EXERCISE GOAL »
In the entries below, find each line with the string "Personnel" and copy it.

** MATERIAL SHOWN follows **

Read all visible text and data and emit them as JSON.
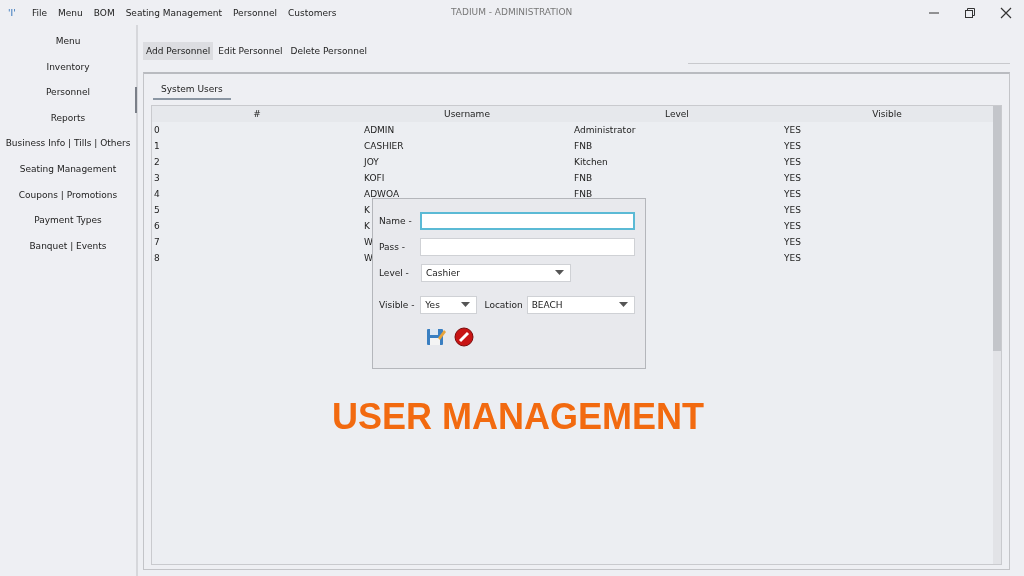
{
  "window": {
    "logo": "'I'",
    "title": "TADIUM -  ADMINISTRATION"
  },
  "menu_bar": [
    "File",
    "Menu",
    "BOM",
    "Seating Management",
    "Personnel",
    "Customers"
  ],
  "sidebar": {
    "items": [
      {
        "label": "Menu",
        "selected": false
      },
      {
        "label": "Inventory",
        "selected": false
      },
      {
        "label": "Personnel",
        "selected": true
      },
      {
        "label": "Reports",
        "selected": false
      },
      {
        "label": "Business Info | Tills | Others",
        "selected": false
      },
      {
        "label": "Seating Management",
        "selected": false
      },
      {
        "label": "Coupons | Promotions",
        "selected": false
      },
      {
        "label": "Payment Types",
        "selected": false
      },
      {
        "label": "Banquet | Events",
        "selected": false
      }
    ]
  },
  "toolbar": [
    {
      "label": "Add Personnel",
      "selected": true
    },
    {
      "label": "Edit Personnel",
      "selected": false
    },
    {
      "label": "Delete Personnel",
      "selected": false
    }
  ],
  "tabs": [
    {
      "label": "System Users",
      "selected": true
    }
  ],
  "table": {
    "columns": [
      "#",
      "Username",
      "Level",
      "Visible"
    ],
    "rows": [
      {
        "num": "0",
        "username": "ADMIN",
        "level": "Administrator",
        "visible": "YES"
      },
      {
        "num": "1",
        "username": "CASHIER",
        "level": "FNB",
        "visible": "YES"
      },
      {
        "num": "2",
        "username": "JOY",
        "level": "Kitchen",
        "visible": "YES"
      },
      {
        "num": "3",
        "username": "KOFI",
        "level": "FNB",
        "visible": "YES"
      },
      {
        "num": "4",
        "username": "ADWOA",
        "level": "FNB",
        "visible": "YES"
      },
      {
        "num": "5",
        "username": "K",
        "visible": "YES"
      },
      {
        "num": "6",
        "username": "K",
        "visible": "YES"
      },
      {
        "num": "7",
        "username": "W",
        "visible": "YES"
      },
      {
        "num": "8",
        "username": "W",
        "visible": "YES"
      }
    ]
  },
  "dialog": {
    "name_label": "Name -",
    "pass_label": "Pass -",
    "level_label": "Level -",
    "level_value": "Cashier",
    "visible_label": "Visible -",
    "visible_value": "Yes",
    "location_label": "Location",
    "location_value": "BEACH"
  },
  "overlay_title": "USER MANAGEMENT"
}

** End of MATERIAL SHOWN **
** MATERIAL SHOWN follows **

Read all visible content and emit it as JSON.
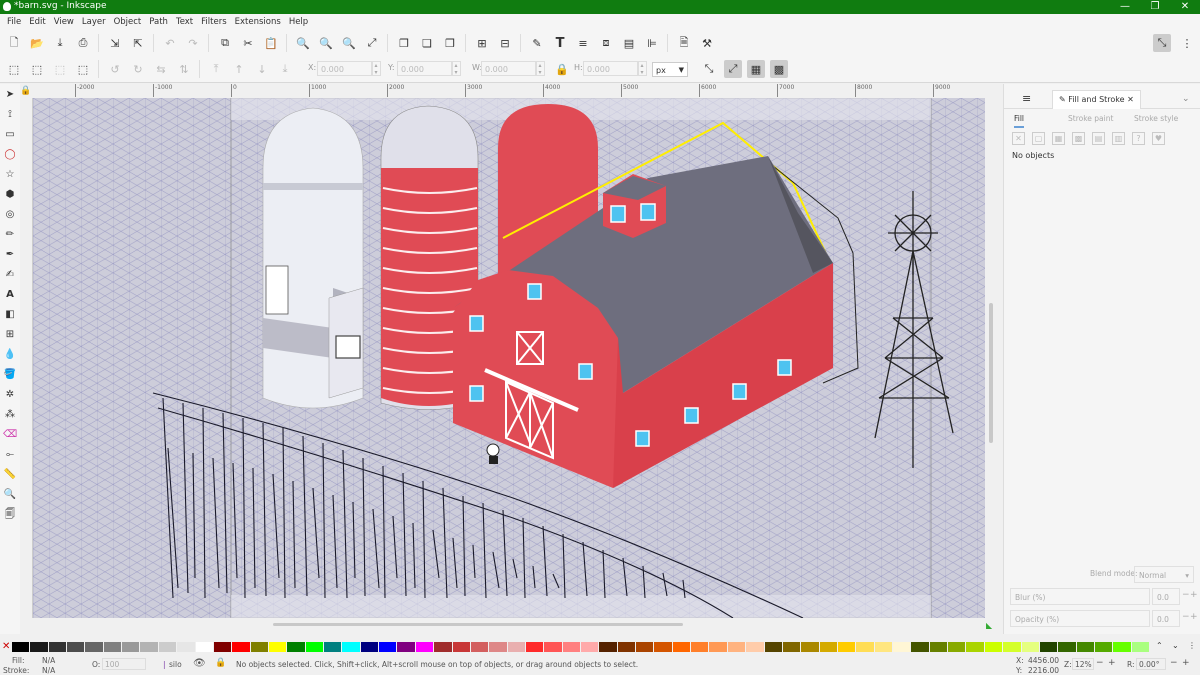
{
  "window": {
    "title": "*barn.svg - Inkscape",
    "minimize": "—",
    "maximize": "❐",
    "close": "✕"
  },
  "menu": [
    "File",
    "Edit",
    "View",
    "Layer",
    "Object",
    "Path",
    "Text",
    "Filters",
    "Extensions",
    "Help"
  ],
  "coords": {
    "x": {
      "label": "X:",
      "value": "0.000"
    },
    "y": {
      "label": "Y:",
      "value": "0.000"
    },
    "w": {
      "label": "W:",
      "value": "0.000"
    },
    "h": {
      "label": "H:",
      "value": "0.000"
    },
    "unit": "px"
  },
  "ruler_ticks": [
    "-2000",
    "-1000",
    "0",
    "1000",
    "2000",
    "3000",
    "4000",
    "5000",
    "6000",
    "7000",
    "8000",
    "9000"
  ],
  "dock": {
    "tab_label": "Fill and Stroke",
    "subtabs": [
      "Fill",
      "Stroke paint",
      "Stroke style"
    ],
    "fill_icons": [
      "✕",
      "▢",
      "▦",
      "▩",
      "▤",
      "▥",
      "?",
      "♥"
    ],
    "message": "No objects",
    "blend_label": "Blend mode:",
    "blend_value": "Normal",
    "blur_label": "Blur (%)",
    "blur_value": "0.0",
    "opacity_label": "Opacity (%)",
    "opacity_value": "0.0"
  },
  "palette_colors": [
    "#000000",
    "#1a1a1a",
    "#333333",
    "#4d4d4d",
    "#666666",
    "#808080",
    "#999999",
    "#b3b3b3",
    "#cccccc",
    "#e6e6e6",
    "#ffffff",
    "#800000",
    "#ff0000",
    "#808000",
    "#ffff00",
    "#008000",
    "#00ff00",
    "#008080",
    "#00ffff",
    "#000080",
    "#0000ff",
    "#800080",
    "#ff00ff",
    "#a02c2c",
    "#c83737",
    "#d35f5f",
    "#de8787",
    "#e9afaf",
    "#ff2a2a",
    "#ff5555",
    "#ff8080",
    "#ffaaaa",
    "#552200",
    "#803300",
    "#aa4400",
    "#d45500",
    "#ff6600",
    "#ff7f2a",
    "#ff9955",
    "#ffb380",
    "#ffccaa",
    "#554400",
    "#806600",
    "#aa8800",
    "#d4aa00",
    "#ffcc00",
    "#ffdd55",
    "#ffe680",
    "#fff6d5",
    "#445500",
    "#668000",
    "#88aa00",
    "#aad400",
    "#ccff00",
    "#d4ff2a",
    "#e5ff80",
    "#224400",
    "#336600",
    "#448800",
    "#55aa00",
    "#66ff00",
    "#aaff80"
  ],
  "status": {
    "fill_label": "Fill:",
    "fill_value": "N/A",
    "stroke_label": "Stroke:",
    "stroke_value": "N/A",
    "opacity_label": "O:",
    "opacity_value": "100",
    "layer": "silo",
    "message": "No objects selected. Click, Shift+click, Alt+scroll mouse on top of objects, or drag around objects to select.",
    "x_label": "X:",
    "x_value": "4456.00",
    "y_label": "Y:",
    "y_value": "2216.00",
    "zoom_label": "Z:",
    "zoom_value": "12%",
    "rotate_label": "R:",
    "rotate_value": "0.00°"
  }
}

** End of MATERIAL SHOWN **

COMPLETED EXERCISE »
    "Personnel",
        "label": "Personnel",
      "label": "Add Personnel",
      "label": "Edit Personnel",
      "label": "Delete Personnel",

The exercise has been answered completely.